Fender benders follow a pretty typical escalation toward resolution. You get out of a vehicle, assess damage, exchange insurance information with the other party, and drive away. Aside from being witnesses, passengers typically aren’t introduced in matters of liability.
But in the case of a self-driving car, everyone inside is a passenger (assuming there’s anyone in there at all). What’s an insurance claim going to look like? Why didn’t Isaac Asimov cover this?
According to a Vocativ interview with Bryant Walker Smith, an assistant professor of law at the University of South Carolina, self-driving vehicles will carry much of the same burdens as those currently on the road. If an accident is caused due to a mechanical malfunction, then the manufacturer can be held responsible. In the case of autonomous cars, a navigation system failing to avoid a collision would be considered vehicle, and not owner, error.
That should result in cheaper premiums, right? Maybe, but you might wind up paying regardless. The expense of liability insurance that's removed from private policies and dumped into the auto industry's lap will probably get passed right back to the consumer: It’s been speculated that automakers, faced with the potential for carrying the blame in accidents, will factor in those costs when pricing models. Private insurance would then become more about physical damage or theft. (And should be cheaper regardless, since more smart cars should mean fewer accidents.)

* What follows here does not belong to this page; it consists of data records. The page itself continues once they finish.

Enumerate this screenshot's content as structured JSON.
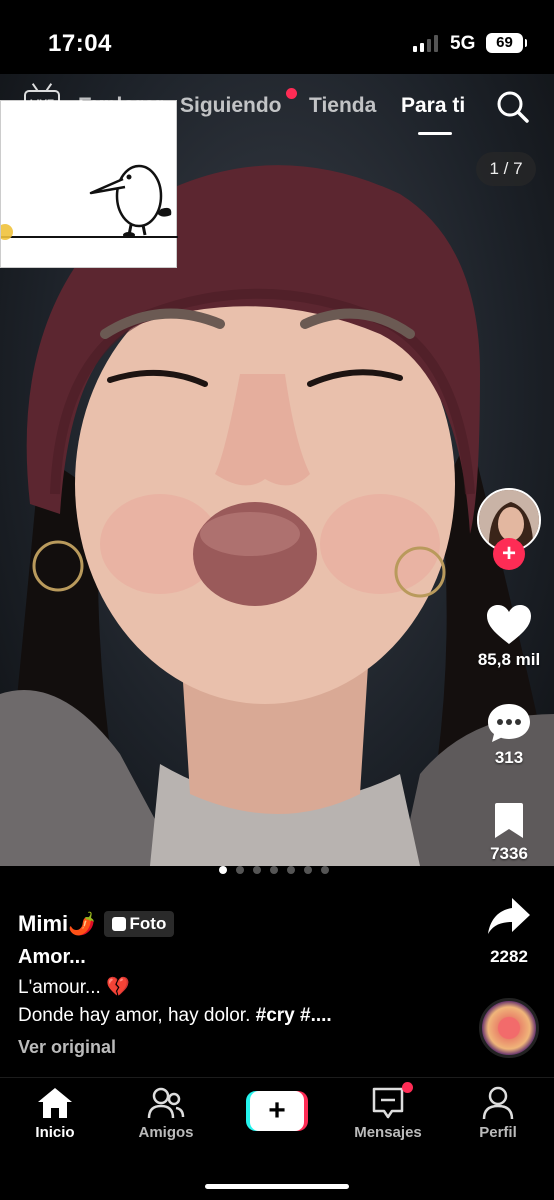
{
  "status_bar": {
    "time": "17:04",
    "network": "5G",
    "battery": "69"
  },
  "top_nav": {
    "live_label": "LIVE",
    "tabs": [
      {
        "label": "Explorar",
        "active": false
      },
      {
        "label": "Siguiendo",
        "active": false,
        "has_dot": true
      },
      {
        "label": "Tienda",
        "active": false
      },
      {
        "label": "Para ti",
        "active": true
      }
    ]
  },
  "photo_counter": "1 / 7",
  "post": {
    "author": "Mimi🌶️",
    "type_badge": "Foto",
    "title": "Amor...",
    "lines": [
      "L'amour... 💔"
    ],
    "hashtag_line": {
      "text": "Donde hay amor, hay dolor. ",
      "tags": "#cry #...."
    },
    "translate_link": "Ver original",
    "photo_index": 1,
    "photo_total": 7
  },
  "actions": {
    "likes": "85,8 mil",
    "comments": "313",
    "saves": "7336",
    "shares": "2282"
  },
  "bottom_nav": {
    "items": [
      {
        "label": "Inicio",
        "icon": "home-icon",
        "active": true
      },
      {
        "label": "Amigos",
        "icon": "friends-icon",
        "active": false
      },
      {
        "label": "Mensajes",
        "icon": "inbox-icon",
        "active": false,
        "has_dot": true
      },
      {
        "label": "Perfil",
        "icon": "profile-icon",
        "active": false
      }
    ],
    "create_label": "+"
  },
  "colors": {
    "accent": "#fe2c55",
    "cyan": "#25f4ee",
    "background": "#000000"
  }
}
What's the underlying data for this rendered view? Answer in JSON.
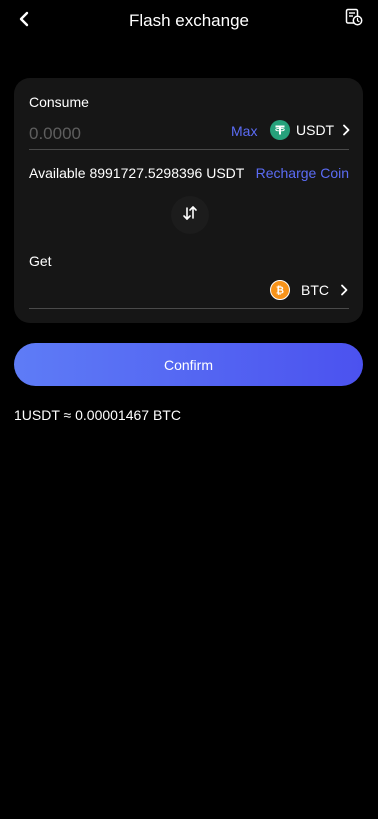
{
  "header": {
    "title": "Flash exchange",
    "back_icon": "chevron-left-icon",
    "history_icon": "record-clock-icon"
  },
  "exchange": {
    "consume_label": "Consume",
    "amount_placeholder": "0.0000",
    "max_label": "Max",
    "from_coin": {
      "name": "USDT",
      "icon": "tether-icon",
      "color": "#26a17b"
    },
    "available_text": "Available 8991727.5298396 USDT",
    "recharge_label": "Recharge Coin",
    "swap_icon": "swap-arrows-icon",
    "get_label": "Get",
    "to_coin": {
      "name": "BTC",
      "icon": "bitcoin-icon",
      "color": "#f7931a"
    }
  },
  "confirm_label": "Confirm",
  "rate_text": "1USDT ≈ 0.00001467 BTC",
  "colors": {
    "background": "#000000",
    "card": "#161616",
    "accent": "#5b6cf5",
    "button_gradient_start": "#5e7cf6",
    "button_gradient_end": "#4b52ef",
    "placeholder": "#5e5e5e"
  }
}
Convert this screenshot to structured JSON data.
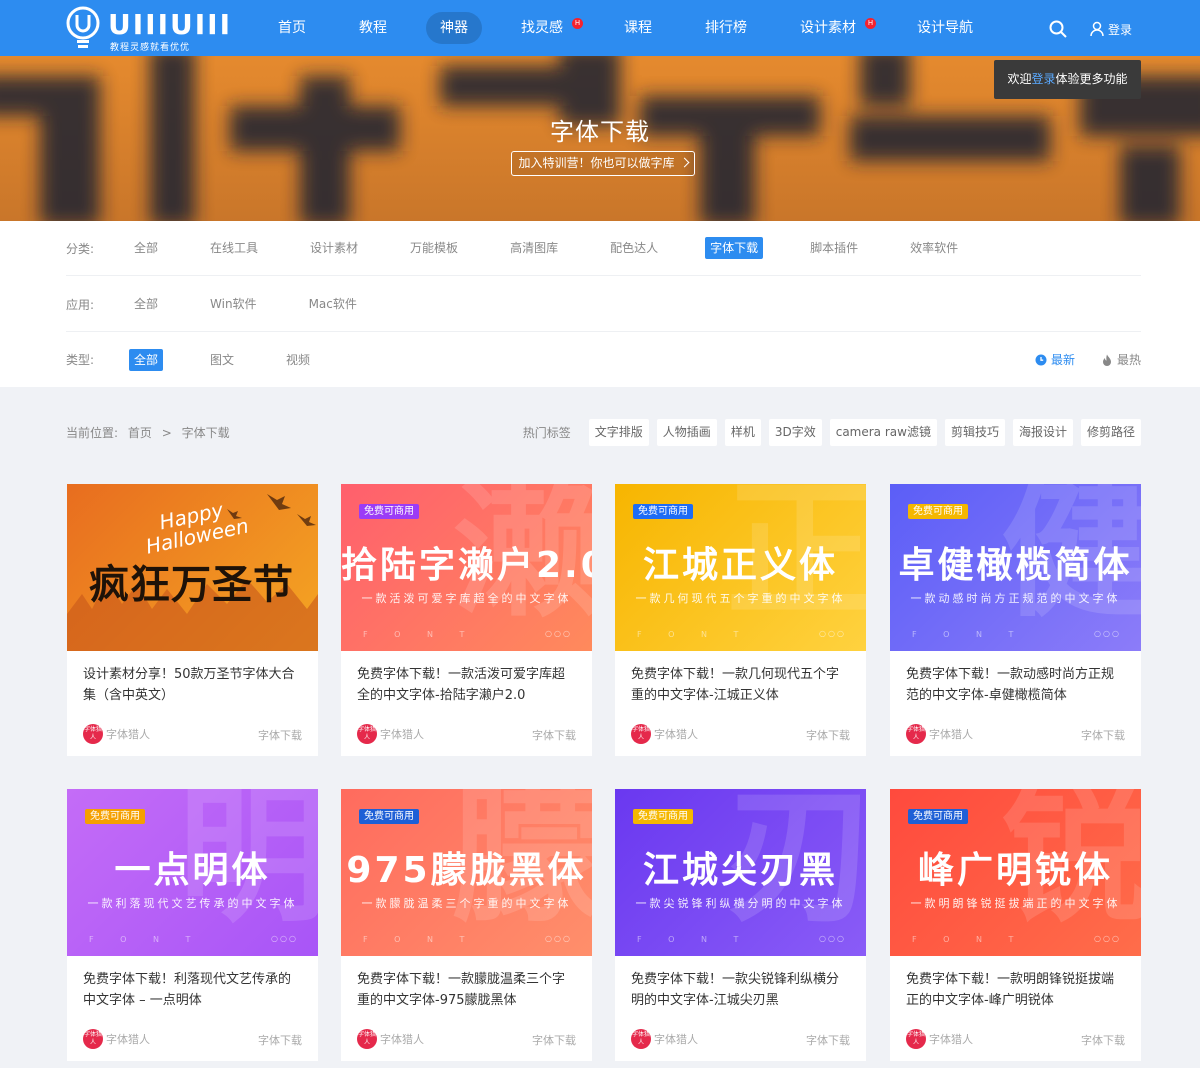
{
  "header": {
    "logo_text": "UIIIUIII",
    "logo_slogan": "教程灵感就看优优",
    "nav": [
      {
        "label": "首页",
        "active": false,
        "badge": ""
      },
      {
        "label": "教程",
        "active": false,
        "badge": ""
      },
      {
        "label": "神器",
        "active": true,
        "badge": ""
      },
      {
        "label": "找灵感",
        "active": false,
        "badge": "H"
      },
      {
        "label": "课程",
        "active": false,
        "badge": ""
      },
      {
        "label": "排行榜",
        "active": false,
        "badge": ""
      },
      {
        "label": "设计素材",
        "active": false,
        "badge": "H"
      },
      {
        "label": "设计导航",
        "active": false,
        "badge": ""
      }
    ],
    "login_label": "登录",
    "accent_color": "#2d8cf0"
  },
  "banner": {
    "title": "字体下载",
    "button_label": "加入特训营！你也可以做字库"
  },
  "welcome": {
    "prefix": "欢迎",
    "link": "登录",
    "suffix": "体验更多功能"
  },
  "filters": {
    "category": {
      "label": "分类:",
      "items": [
        "全部",
        "在线工具",
        "设计素材",
        "万能模板",
        "高清图库",
        "配色达人",
        "字体下载",
        "脚本插件",
        "效率软件"
      ],
      "active_index": 6
    },
    "app": {
      "label": "应用:",
      "items": [
        "全部",
        "Win软件",
        "Mac软件"
      ],
      "active_index": -1
    },
    "type": {
      "label": "类型:",
      "items": [
        "全部",
        "图文",
        "视频"
      ],
      "active_index": 0
    },
    "sort": [
      {
        "label": "最新",
        "icon": "clock-icon",
        "active": true
      },
      {
        "label": "最热",
        "icon": "fire-icon",
        "active": false
      }
    ]
  },
  "breadcrumb": {
    "label": "当前位置:",
    "home": "首页",
    "sep": ">",
    "current": "字体下载"
  },
  "hot_tags": {
    "label": "热门标签",
    "items": [
      "文字排版",
      "人物插画",
      "样机",
      "3D字效",
      "camera raw滤镜",
      "剪辑技巧",
      "海报设计",
      "修剪路径"
    ]
  },
  "cards": [
    {
      "badge": "",
      "badge_color": "",
      "name": "",
      "bg_char": "",
      "subtitle": "",
      "font_word": "",
      "dots": "",
      "title": "设计素材分享！50款万圣节字体大合集（含中英文）",
      "author": "字体猎人",
      "avatar_text": "字体猎人",
      "category": "字体下载",
      "gradient": [
        "#e86d1f",
        "#f5a623"
      ],
      "halloween": {
        "line1": "Happy",
        "line2": "Halloween",
        "main": "疯狂万圣节"
      }
    },
    {
      "badge": "免费可商用",
      "badge_color": "#9b3cf6",
      "name": "拾陆字濑户2.0",
      "bg_char": "濑",
      "subtitle": "一款活泼可爱字库超全的中文字体",
      "font_word": "F O N T",
      "dots": "○○○",
      "title": "免费字体下载！一款活泼可爱字库超全的中文字体-拾陆字濑户2.0",
      "author": "字体猎人",
      "avatar_text": "字体猎人",
      "category": "字体下载",
      "gradient": [
        "#ff5f6d",
        "#ff8a5c"
      ]
    },
    {
      "badge": "免费可商用",
      "badge_color": "#1e6cf5",
      "name": "江城正义体",
      "bg_char": "正",
      "subtitle": "一款几何现代五个字重的中文字体",
      "font_word": "F O N T",
      "dots": "○○○",
      "title": "免费字体下载！一款几何现代五个字重的中文字体-江城正义体",
      "author": "字体猎人",
      "avatar_text": "字体猎人",
      "category": "字体下载",
      "gradient": [
        "#f7b500",
        "#ffd23f"
      ]
    },
    {
      "badge": "免费可商用",
      "badge_color": "#f5b700",
      "name": "卓健橄榄简体",
      "bg_char": "健",
      "subtitle": "一款动感时尚方正规范的中文字体",
      "font_word": "F O N T",
      "dots": "○○○",
      "title": "免费字体下载！一款动感时尚方正规范的中文字体-卓健橄榄简体",
      "author": "字体猎人",
      "avatar_text": "字体猎人",
      "category": "字体下载",
      "gradient": [
        "#5b5ef7",
        "#8c7cf9"
      ]
    },
    {
      "badge": "免费可商用",
      "badge_color": "#f5a000",
      "name": "一点明体",
      "bg_char": "明",
      "subtitle": "一款利落现代文艺传承的中文字体",
      "font_word": "F O N T",
      "dots": "○○○",
      "title": "免费字体下载！利落现代文艺传承的中文字体 – 一点明体",
      "author": "字体猎人",
      "avatar_text": "字体猎人",
      "category": "字体下载",
      "gradient": [
        "#c46cf7",
        "#a855f7"
      ]
    },
    {
      "badge": "免费可商用",
      "badge_color": "#1e5fd6",
      "name": "975朦胧黑体",
      "bg_char": "朦",
      "subtitle": "一款朦胧温柔三个字重的中文字体",
      "font_word": "F O N T",
      "dots": "○○○",
      "title": "免费字体下载！一款朦胧温柔三个字重的中文字体-975朦胧黑体",
      "author": "字体猎人",
      "avatar_text": "字体猎人",
      "category": "字体下载",
      "gradient": [
        "#ff6b5e",
        "#ff8f6b"
      ]
    },
    {
      "badge": "免费可商用",
      "badge_color": "#f5b700",
      "name": "江城尖刃黑",
      "bg_char": "刃",
      "subtitle": "一款尖锐锋利纵横分明的中文字体",
      "font_word": "F O N T",
      "dots": "○○○",
      "title": "免费字体下载！一款尖锐锋利纵横分明的中文字体-江城尖刃黑",
      "author": "字体猎人",
      "avatar_text": "字体猎人",
      "category": "字体下载",
      "gradient": [
        "#6a38f0",
        "#8a5cf7"
      ]
    },
    {
      "badge": "免费可商用",
      "badge_color": "#1e5fd6",
      "name": "峰广明锐体",
      "bg_char": "锐",
      "subtitle": "一款明朗锋锐挺拔端正的中文字体",
      "font_word": "F O N T",
      "dots": "○○○",
      "title": "免费字体下载！一款明朗锋锐挺拔端正的中文字体-峰广明锐体",
      "author": "字体猎人",
      "avatar_text": "字体猎人",
      "category": "字体下载",
      "gradient": [
        "#ff4a3d",
        "#ff6d4a"
      ]
    }
  ]
}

The blame game will have to be hashed out before too long: More than 10 million self-driving cars are expected to be on the road by 2020.